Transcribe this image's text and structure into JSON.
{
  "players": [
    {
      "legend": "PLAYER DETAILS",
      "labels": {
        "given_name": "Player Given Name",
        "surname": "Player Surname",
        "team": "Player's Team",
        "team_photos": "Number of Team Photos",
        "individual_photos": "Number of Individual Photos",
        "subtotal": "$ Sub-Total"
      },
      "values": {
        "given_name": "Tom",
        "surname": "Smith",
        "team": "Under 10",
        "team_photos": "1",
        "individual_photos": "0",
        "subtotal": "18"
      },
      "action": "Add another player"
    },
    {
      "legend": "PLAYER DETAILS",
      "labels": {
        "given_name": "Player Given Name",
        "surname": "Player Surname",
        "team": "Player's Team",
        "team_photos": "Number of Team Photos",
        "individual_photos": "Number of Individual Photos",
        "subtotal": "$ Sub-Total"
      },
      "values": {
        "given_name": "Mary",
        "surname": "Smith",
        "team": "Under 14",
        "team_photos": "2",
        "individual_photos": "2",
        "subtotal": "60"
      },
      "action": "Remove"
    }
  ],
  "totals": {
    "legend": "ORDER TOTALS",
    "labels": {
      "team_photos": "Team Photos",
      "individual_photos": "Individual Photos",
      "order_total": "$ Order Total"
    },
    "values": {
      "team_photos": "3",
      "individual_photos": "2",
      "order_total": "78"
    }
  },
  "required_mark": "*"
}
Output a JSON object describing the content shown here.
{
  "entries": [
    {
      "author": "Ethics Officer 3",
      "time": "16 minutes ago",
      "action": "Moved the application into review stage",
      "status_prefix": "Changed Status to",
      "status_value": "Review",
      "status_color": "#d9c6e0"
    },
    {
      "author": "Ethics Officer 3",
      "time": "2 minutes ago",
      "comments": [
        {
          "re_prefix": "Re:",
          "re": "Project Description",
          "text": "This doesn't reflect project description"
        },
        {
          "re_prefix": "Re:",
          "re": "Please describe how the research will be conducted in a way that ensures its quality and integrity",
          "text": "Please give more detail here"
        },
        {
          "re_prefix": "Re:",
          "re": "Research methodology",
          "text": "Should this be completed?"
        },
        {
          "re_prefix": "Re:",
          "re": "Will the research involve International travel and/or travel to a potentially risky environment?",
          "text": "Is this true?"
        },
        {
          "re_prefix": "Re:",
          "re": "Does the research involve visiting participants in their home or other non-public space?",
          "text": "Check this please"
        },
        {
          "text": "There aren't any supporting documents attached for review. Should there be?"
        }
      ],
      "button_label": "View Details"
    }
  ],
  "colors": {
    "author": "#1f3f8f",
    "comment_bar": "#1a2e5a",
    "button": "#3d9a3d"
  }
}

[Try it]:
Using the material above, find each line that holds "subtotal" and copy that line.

[Your response]:
        "subtotal": "$ Sub-Total"
        "subtotal": "18"
        "subtotal": "$ Sub-Total"
        "subtotal": "60"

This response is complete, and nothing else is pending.